Costa Rica is experiencing an escalation of violence due to organized crime linked to drug trafficking. In 2023, it has become the most violent year in the country since records began, with 777 homicides reported until November. This number is 238 more than the same period in 2022, according to data from the Judicial Investigation Agency.
The Minister of Public Security, Mario Zamora, described this situation as a “cancer” that was not detected in time and needs to be prevented from spreading further. The insecurity caused by the rise in violence has become the people’s primary concern, according to the Center for Research and Political Studies at the University of Costa Rica.

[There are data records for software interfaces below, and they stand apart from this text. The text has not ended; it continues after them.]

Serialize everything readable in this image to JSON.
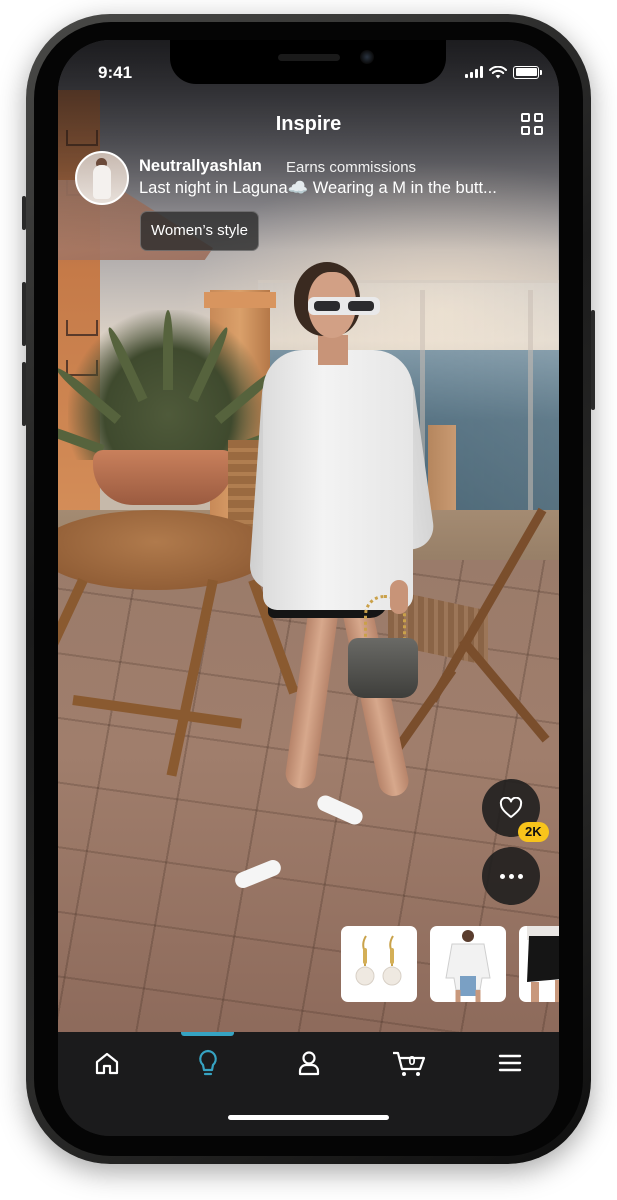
{
  "status_bar": {
    "time": "9:41"
  },
  "header": {
    "title": "Inspire",
    "grid_icon": "grid-view-icon"
  },
  "post": {
    "creator_name": "Neutrallyashlan",
    "creator_badge": "Earns commissions",
    "caption": "Last night in Laguna☁️ Wearing a M in the butt...",
    "tag": "Women’s style"
  },
  "actions": {
    "like_icon": "heart-icon",
    "like_count": "2K",
    "more_icon": "more-options-icon"
  },
  "products": [
    {
      "name": "pearl-drop-earrings"
    },
    {
      "name": "white-button-shirt"
    },
    {
      "name": "black-mini-skort"
    }
  ],
  "tabbar": {
    "active_color": "#36a3c2",
    "active_tab": "inspire",
    "items": [
      {
        "icon": "home-icon"
      },
      {
        "icon": "lightbulb-icon"
      },
      {
        "icon": "account-icon"
      },
      {
        "icon": "cart-icon",
        "cart_count": "0"
      },
      {
        "icon": "menu-icon"
      }
    ]
  },
  "colors": {
    "badge_yellow": "#f8c41b",
    "tabbar_bg": "#1b1b1c"
  }
}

Costa Rica serves as a bridge for drug transportation from South America to the United States and Europe. In this process, money, drugs, and weapons strengthen increasingly organized small cartels. Two-thirds of the homicides are related to disputes between gangs fighting for control of drug territories. Firearms, including military rifles like AK-47 or AR-15, were used in 81% of these killings.
The government initiated an anti-crime operation in May, which led to the dismantling of around 10 criminal structures. In Puerto Limón, an area historically affected by crime, scanners were installed in the port to detect drugs in cargo containers destined for the United States and Europe.
It is projected that Costa Rica will end 2023 with approximately 900 violent deaths and a homicide rate of 17 per 100,000 people. With a population of 5.1 million, last year’s record was already set with a homicide rate of 12.6. The global average is 8 homicides per 100,000 people, according to the United Nations.
To address the worsening situation, seven bills to strengthen public security are awaiting analysis in Congress. The Minister of Security, Zamora, noted the need to build a professional and well-trained police force to achieve effective results in the medium and long term.
Given the professionalization and high level of violence among criminal organizations, the current police force, with 17,000 officers, faces significant challenges. The director of the Judicial Investigation Agency, Randall Zúñiga, emphasized the need for more resources, training, and personnel. He stated that an additional 1,080 officers are needed in the agency, which currently has 3,500.
Experts have also pointed out the importance of investing in education, healthcare, prevention, and increasing police presence as a direct attack on organized crime. Neglecting these areas may lead to organized criminals replacing the role of the state. Socio-economic development and providing opportunities to those in poverty have been suggested as crucial strategies to combat crime in Costa Rica.